* STORED DATA *
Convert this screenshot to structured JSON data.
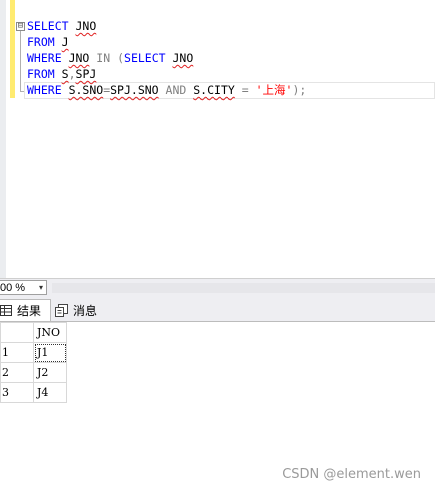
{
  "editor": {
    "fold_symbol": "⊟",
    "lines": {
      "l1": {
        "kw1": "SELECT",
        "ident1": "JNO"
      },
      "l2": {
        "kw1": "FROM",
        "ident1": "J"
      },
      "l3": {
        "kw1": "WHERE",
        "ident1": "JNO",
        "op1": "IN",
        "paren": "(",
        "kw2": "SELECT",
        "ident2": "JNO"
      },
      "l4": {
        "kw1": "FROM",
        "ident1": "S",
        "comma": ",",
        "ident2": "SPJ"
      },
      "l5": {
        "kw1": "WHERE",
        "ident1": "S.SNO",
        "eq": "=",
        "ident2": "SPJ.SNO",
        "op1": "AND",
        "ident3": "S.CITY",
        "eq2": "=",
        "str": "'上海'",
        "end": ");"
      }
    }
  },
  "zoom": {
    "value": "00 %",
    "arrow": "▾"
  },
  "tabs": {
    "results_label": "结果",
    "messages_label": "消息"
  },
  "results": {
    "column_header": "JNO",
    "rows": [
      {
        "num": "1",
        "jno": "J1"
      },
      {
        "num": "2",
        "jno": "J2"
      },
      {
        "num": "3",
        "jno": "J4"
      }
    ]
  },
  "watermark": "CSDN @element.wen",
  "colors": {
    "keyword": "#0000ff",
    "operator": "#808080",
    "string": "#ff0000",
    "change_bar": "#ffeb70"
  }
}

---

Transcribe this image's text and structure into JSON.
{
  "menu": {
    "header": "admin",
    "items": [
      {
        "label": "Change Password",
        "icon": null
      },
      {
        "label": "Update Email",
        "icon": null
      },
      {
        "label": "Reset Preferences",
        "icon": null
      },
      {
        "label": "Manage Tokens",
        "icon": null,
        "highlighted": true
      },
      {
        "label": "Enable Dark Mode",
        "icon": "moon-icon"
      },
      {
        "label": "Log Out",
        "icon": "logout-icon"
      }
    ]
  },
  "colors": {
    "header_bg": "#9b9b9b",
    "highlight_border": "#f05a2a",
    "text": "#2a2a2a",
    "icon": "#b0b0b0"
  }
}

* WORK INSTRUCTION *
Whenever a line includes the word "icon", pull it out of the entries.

* RESULT BELOW *
        "icon": null
        "icon": null
        "icon": null
        "icon": null,
        "icon": "moon-icon"
        "icon": "logout-icon"
    "icon": "#b0b0b0"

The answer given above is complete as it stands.